One of the flattering aspects of being a premier ambassador for women’s college basketball was apparent again Sunday for Geno Auriemma after his No. 1 program bounced No. 13 Penn State at Bryce Jordan Center.
This was 12th time the programs had played, but the first time Auriemma had brought his team to play the Lady Lions here. In 2006, UConn opened play in the NCAA Tournament with wins here against Coppin State and Virginia Tech.
But this was different. And after the game, many of the questions sought Auriemma’s opinion about how a program like Penn State might someday build a program like his.
And for a few minutes there, with reporters sitting in chairs with fold-up desk tops, just like the undergraduates do, it almost sounded like he was delivering a master class, spreading encouragement as well as advice.
“They been building a women’s basketball tradition here since the 1980s,” said Auriemma. “It took a down turn for a while, but Coquese [Washington] has done a great job since she came here [in 2007] bringing a style of play that the fans seem to enjoy so much.
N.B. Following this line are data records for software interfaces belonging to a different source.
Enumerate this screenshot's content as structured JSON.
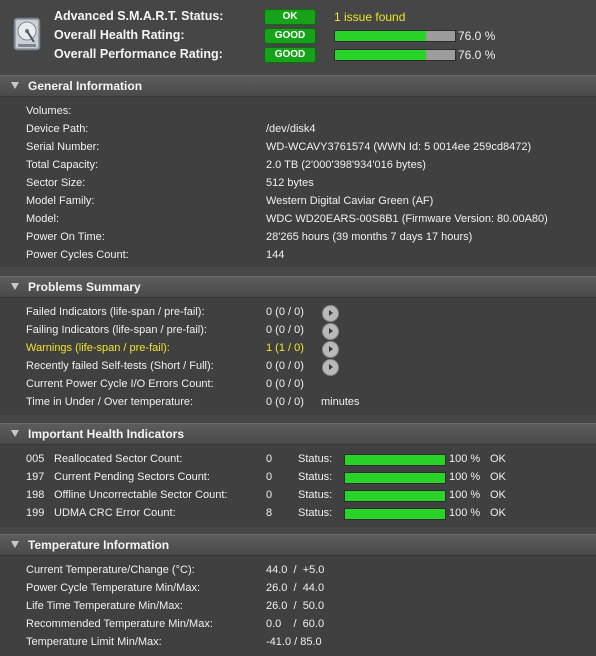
{
  "top": {
    "smart_label": "Advanced S.M.A.R.T. Status:",
    "smart_badge": "OK",
    "smart_issue": "1 issue found",
    "health_label": "Overall Health Rating:",
    "health_badge": "GOOD",
    "health_fill": 0.76,
    "health_pct": "76.0 %",
    "perf_label": "Overall Performance Rating:",
    "perf_badge": "GOOD",
    "perf_fill": 0.76,
    "perf_pct": "76.0 %"
  },
  "general": {
    "title": "General Information",
    "rows": [
      {
        "label": "Volumes:",
        "value": ""
      },
      {
        "label": "Device Path:",
        "value": "/dev/disk4"
      },
      {
        "label": "Serial Number:",
        "value": "WD-WCAVY3761574 (WWN Id: 5 0014ee 259cd8472)"
      },
      {
        "label": "Total Capacity:",
        "value": "2.0 TB (2'000'398'934'016 bytes)"
      },
      {
        "label": "Sector Size:",
        "value": "512 bytes"
      },
      {
        "label": "Model Family:",
        "value": "Western Digital Caviar Green (AF)"
      },
      {
        "label": "Model:",
        "value": "WDC WD20EARS-00S8B1  (Firmware Version: 80.00A80)"
      },
      {
        "label": "Power On Time:",
        "value": "28'265 hours (39 months 7 days 17 hours)"
      },
      {
        "label": "Power Cycles Count:",
        "value": "144"
      }
    ]
  },
  "problems": {
    "title": "Problems Summary",
    "rows": [
      {
        "label": "Failed Indicators (life-span / pre-fail):",
        "value": "0 (0 / 0)"
      },
      {
        "label": "Failing Indicators (life-span / pre-fail):",
        "value": "0 (0 / 0)"
      },
      {
        "label": "Warnings (life-span / pre-fail):",
        "value": "1 (1 / 0)"
      },
      {
        "label": "Recently failed Self-tests (Short / Full):",
        "value": "0 (0 / 0)"
      },
      {
        "label": "Current Power Cycle I/O Errors Count:",
        "value": "0 (0 / 0)"
      },
      {
        "label": "Time in Under / Over temperature:",
        "value": "0 (0 / 0)",
        "unit": "minutes"
      }
    ]
  },
  "health": {
    "title": "Important Health Indicators",
    "status_label": "Status:",
    "rows": [
      {
        "id": "005",
        "name": "Reallocated Sector Count:",
        "value": "0",
        "fill": 1.0,
        "pct": "100 %",
        "state": "OK"
      },
      {
        "id": "197",
        "name": "Current Pending Sectors Count:",
        "value": "0",
        "fill": 1.0,
        "pct": "100 %",
        "state": "OK"
      },
      {
        "id": "198",
        "name": "Offline Uncorrectable Sector Count:",
        "value": "0",
        "fill": 1.0,
        "pct": "100 %",
        "state": "OK"
      },
      {
        "id": "199",
        "name": "UDMA CRC Error Count:",
        "value": "8",
        "fill": 1.0,
        "pct": "100 %",
        "state": "OK"
      }
    ]
  },
  "temperature": {
    "title": "Temperature Information",
    "rows": [
      {
        "label": "Current Temperature/Change (°C):",
        "value": "44.0  /  +5.0"
      },
      {
        "label": "Power Cycle Temperature Min/Max:",
        "value": "26.0  /  44.0"
      },
      {
        "label": "Life Time Temperature Min/Max:",
        "value": "26.0  /  50.0"
      },
      {
        "label": "Recommended Temperature Min/Max:",
        "value": "0.0    /  60.0"
      },
      {
        "label": "Temperature Limit Min/Max:",
        "value": "-41.0 / 85.0"
      }
    ]
  },
  "colors": {
    "ok_green": "#16a31a",
    "bar_fill": "#27d427",
    "warning_yellow": "#f0e42a"
  },
  "icons": {
    "disk": "hard-disk-icon",
    "expand": "disclosure-triangle-icon",
    "detail": "arrow-right-circle-icon"
  }
}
This is one of those players where you can be really good, create a lot of excitement in the community.
“There are probably about 20 schools in the country that people think about being really good, from top to bottom, in everything [campus-wide]. And they are one of them.”
It was a good time to pick Auriemma’s brain. Sunday’s win was UConn’s third straight last week against Top 13 teams; Stanford went down in Hartford, then Maryland in College Park. And Sunday, it was Penn State.
And with the exception of Monday’s 76-57 win over the Cardinal in Hartford, it has been done with just seven players. Junior Kaleena Mosqueda-Lewis (elbow) and sophomore Morgan Tuck (knee) are out indefinitely.
The depth of great players he has served as the punch line of his postgame address.
“I know it sounds simplistic, but the teams that consistently contend for the Final Four and national titles are the ones who get the best players. And it doesn’t matter the sport.
“Recruiting is a huge component [of sustained success]. But then there is something else. Some programs expect to play in the Final Four and win national championships. Others are just happy if they get there. It’s a mindset you eventually obtain, but it takes a while. You need to be successful for quite some time before you come to expect it.
“That is kind of where we are now. We’ve been doing this so long, and had so much success, the players that come here expect to be great.”